Families of three victims of the Orlando nightclub shooting that left 50 dead and 53 wounded in June this year have sued tech giants Facebook, Google and Twitter for allegedly providing "material support" to the Islamic State (IS) terrorist group and helping radicalise shooter Omar Mateen.
According to a Fox News report, the lawsuit was filed in federal court in the eastern district of Michigan on Monday on behalf of the families of Tevin Crosby, Javier Jorge-Reyes and Juan Ramon Guerrero, stating that the three web platforms "provided the terrorist group IS with accounts they use to spread extremist propaganda, raise funds and attract new recruits."
"Without Defendants Twitter, Facebook, and Google (YouTube), the explosive growth of IS over the last few years into the most feared terrorist group in the world would not have been possible," Fox News cited the lawsuit as saying.
"They create unique content by combining IS postings with advertisements in a way that is specifically targeted at the viewer.
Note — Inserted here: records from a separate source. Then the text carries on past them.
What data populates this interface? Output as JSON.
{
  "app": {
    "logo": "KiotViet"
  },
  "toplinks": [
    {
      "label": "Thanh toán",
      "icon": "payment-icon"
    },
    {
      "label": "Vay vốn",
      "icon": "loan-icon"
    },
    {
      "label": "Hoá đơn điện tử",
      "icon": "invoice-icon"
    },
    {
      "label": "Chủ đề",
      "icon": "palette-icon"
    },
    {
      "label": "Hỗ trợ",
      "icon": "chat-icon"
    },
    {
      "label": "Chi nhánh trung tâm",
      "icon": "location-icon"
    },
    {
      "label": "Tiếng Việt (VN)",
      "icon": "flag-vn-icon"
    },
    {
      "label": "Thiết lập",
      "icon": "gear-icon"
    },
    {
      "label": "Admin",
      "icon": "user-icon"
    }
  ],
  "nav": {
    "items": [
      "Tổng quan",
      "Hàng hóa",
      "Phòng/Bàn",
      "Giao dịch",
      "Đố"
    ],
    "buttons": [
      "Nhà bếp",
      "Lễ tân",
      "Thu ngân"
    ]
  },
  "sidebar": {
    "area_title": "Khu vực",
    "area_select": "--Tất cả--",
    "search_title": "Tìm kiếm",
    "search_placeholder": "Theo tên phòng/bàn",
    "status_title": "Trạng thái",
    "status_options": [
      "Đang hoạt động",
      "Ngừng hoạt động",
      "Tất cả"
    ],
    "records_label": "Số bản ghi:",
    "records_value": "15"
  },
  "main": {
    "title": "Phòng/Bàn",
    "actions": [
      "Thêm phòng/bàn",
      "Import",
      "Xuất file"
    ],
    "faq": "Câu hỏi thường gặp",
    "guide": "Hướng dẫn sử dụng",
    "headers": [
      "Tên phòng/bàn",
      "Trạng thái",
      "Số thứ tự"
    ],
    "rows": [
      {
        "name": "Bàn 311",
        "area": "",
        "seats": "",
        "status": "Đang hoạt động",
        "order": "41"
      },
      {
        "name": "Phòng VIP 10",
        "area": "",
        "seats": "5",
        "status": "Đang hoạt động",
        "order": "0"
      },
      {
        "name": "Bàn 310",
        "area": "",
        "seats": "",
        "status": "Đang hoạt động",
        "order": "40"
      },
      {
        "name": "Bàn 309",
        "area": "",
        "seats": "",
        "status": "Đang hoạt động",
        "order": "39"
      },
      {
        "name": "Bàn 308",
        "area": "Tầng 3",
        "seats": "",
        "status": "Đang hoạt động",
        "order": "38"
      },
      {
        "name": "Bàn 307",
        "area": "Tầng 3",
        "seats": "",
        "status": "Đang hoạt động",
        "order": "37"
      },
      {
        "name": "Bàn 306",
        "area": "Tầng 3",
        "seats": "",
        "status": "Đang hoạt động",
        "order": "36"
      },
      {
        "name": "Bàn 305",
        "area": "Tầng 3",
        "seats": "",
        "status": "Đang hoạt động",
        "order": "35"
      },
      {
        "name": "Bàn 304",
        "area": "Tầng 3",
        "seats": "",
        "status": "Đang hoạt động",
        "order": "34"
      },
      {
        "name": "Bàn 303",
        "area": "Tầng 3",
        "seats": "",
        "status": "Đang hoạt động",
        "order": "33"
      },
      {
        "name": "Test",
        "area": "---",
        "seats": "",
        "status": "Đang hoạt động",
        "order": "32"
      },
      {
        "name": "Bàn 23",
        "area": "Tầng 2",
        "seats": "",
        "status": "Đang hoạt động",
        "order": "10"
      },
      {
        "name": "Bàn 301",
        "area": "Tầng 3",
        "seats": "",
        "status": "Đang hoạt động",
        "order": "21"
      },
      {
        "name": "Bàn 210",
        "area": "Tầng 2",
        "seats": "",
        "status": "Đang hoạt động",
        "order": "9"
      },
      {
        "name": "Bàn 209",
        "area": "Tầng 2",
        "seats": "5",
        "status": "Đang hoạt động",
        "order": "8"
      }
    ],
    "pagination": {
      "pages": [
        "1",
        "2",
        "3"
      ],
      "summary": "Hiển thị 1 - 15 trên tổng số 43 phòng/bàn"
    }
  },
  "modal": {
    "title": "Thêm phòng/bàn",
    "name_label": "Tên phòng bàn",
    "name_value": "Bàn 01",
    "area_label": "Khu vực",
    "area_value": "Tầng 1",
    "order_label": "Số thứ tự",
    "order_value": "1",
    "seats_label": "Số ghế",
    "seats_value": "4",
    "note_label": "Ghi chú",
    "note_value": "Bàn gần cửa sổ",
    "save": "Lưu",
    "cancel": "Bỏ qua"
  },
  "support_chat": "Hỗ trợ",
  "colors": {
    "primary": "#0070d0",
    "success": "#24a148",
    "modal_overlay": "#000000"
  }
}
Defendants share revenue with IS for its content and profit from IS postings through advertising revenue," the lawsuit alleged.
Investigation revealed that Mateen, a 29-year-old security guard who opened fire inside Orlando's Pulse nightclub, was not a member of the terror group but had been inspired by it in part through what he saw on the internet.
An outpouring of anger toward the lax US gun control policy was witnessed on social media after the shooting - dubbed as the deadliest mass shooting in modern US history after it surpassed the 2007 massacre at Virginia Tech which left 32 people dead.
Furious gun control supporters questioned why laws were still permitting people with radical thinking or mental illness to acquire assault weapons.
Meanwhile, Keith Altman, the attorney representing the three families in the Orlando nightclub lawsuit, was quoted as saying that Facebook, Google and Twitter should be held liable for what users post on their services because they pair content with advertising.
Earlier this month, Facebook, Google, Microsoft and Twitter said they would share a database of terror images and videos to quickly remove terrorism content.